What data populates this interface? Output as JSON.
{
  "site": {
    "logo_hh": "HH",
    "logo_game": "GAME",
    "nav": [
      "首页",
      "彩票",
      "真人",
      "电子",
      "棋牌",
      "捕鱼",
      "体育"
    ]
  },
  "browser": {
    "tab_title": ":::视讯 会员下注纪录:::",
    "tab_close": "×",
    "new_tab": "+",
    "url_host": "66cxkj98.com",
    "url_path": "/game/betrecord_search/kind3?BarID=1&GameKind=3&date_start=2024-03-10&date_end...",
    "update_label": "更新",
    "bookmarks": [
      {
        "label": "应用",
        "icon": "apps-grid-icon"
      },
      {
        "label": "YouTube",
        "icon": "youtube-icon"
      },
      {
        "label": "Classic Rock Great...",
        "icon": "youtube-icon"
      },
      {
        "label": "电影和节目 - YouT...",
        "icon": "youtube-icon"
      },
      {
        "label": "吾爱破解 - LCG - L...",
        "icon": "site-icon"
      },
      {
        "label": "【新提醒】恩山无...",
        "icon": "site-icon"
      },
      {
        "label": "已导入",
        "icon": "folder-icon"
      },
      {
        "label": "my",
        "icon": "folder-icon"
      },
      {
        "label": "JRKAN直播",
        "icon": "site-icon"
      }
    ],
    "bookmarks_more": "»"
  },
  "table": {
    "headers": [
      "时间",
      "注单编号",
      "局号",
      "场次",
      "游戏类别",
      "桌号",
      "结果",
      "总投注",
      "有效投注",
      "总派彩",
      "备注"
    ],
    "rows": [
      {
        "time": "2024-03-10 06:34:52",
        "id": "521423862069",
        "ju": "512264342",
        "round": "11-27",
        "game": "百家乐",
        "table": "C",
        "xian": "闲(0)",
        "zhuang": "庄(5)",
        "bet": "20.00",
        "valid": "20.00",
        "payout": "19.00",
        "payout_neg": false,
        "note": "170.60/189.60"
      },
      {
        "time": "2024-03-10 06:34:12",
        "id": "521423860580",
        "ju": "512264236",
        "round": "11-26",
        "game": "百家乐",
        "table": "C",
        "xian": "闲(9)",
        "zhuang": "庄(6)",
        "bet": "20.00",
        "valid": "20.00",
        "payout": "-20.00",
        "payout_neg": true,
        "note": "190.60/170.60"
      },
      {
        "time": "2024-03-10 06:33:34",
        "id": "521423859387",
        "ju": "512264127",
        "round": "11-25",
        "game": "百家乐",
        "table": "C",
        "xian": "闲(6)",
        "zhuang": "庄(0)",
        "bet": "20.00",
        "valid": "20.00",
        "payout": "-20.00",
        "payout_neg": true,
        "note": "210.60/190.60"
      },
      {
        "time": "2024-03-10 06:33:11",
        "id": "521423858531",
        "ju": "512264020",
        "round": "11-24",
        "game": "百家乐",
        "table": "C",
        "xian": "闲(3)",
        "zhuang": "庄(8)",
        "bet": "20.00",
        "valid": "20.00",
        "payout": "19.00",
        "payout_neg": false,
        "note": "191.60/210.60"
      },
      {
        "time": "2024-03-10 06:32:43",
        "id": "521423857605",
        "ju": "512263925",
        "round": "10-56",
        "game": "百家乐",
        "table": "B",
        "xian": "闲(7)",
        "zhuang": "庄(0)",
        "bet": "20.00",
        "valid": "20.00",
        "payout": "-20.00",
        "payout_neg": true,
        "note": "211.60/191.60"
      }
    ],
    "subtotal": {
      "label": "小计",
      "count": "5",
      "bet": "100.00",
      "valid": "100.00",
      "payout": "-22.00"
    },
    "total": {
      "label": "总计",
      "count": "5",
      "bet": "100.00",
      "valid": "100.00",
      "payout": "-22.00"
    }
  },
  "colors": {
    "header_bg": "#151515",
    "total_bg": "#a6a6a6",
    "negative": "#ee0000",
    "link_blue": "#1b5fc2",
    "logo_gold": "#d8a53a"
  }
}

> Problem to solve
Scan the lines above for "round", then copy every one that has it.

> Solution below
        "round": "11-27",
        "round": "11-26",
        "round": "11-25",
        "round": "11-24",
        "round": "10-56",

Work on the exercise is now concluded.